SaraJane Case is a blogger, photographer, bourbon drinker, and all around lover of people. She's passionate about surrounding herself with those who are genuine and open, and also...
I can remember the first time I had to eat alone at a restaurant. I'd moved to a new city where I didn't know anyone; my lack of interest in fast food and the lack of a kitchen in my summer apartment had me sitting at many a restaurant two-seater with nothing but a book for company. My face burning with the realization that people were probably pitying me, I'd have he intense urge to awkwardly announce that I did indeed have friends and that someone somewhere probably loved me.
At the time I believed it to be torture. I ate every meal a little red faced.
I realize that sounds dramatic, but, it's a pretty accurate description.
At this point in my life, it is one of my favorite things to do.
Not just eating out alone either, but, going to movies, getting coffee, spending time at the park, and yes, drinking.
Here are the reasons I think you should do the same:
1. Learn to enjoy time with yourself!
I think there’s nothing more attractive then a person who can entertain themselves. If you have a great time and are happy in your own skin and without the help of anyone else, then, there’s probably no one I want to be around more. There’s something about independent people that I believe to be contagious! Also, there’s a Harvey Danger song that says, “if you’re bored, then you’re boring.” I’ll leave it at that.
2. You don’t have to consult anyone!
I have this issue with guilt. I have to know everyone is happy and having a good time. If we go to the movie that I want to see then I feel guilty that someone else may not want to be watching it. However, going by myself gives me the chance to watch all the movies that others may not want to see or go to restaurants without discussing it. I can make every decision as I feel it. If I want to go somewhere there’s no one to discuss it with, I can just go!
3. You have time with your thoughts.
I spend so much of my time with other people that I often forget to ask myself what I think about things. I listen to other’s opinions and I’m easily persuaded. But, at the end of the day I want to make sure I’m aware of my thoughts and concerns. What is it that I’m passionate about? What do I really think about our governor? What am I spending the most of my time doing and is it building the life I want to have? Spending even just a few hours alone with your thoughts can spark new creativity and I often surprise myself with what I come up with.
4. Meet New People!

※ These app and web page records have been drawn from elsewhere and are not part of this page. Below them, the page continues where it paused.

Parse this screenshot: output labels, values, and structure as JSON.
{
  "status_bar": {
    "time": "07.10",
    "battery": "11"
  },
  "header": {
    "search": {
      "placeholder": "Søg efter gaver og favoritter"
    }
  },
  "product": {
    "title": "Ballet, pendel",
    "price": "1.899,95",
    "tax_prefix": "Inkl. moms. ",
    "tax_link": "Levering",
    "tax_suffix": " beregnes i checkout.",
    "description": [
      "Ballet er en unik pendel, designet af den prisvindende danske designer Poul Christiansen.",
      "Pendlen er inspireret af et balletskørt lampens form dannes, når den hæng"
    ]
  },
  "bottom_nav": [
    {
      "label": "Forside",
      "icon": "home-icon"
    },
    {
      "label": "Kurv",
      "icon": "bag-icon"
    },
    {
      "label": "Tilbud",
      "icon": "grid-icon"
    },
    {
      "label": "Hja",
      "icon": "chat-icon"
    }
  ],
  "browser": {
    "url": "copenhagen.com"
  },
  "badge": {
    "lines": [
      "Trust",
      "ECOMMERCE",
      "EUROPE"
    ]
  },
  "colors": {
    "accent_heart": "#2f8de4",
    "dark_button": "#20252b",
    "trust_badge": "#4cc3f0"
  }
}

It can be difficult to make new friends when you’re with other people. But, it can be simple to connect to people when you’re out alone. Just smiling at a stranger could result in a conversation deeper than you would have with some of your closest friends. True story: last week I was alone at my favorite coffee shop and made 3 new friends in 30 minutes, exchanged phone numbers with all of them and have plans to hang out! I’ve even met clients by having meals by myself.
For a while now I've practiced the habit of sharing a day with myself. I take myself to the movies, out for coffee, and to a great meal. It usually ends in bourbon and my journal and I've never regretted a single one.
I'd like to challenge you to do the same. If you give it a go, here are a few pieces of advice:
1. Put the phone down.
It’s very tempting to spend the entire time ‘checking your e-mail’ or looking busy. Put your phone away for as much of your time as possible. Look people in the eye, admire the color of the walls, feel the air on your skin, and absorb what it feels like to be right where you are doing exactly what you are doing.
2. Bring a book.
It’s comforting to have somewhere to put your eyes. If taking in your surroundings doesn't take up much of your time and you find yourself lonely or tempted to check your phone than have something pleasant to read along with you.
3. Don’t read your book the entire time!
Yes, it’s comforting to have somewhere to put your eyes, but, push yourself to have no social safety net. It may thrill you.
It shows that you're secure and opens you up to conversations with new people. (If that's what you're into.)
I've had some of my favorite nights alone and I've made some of my most life-altering decisions over an amazing bourbon that I savored every last sip of, by myself.
Do you have any awkward dining alone stories? Any success stories? I'd love to hear them!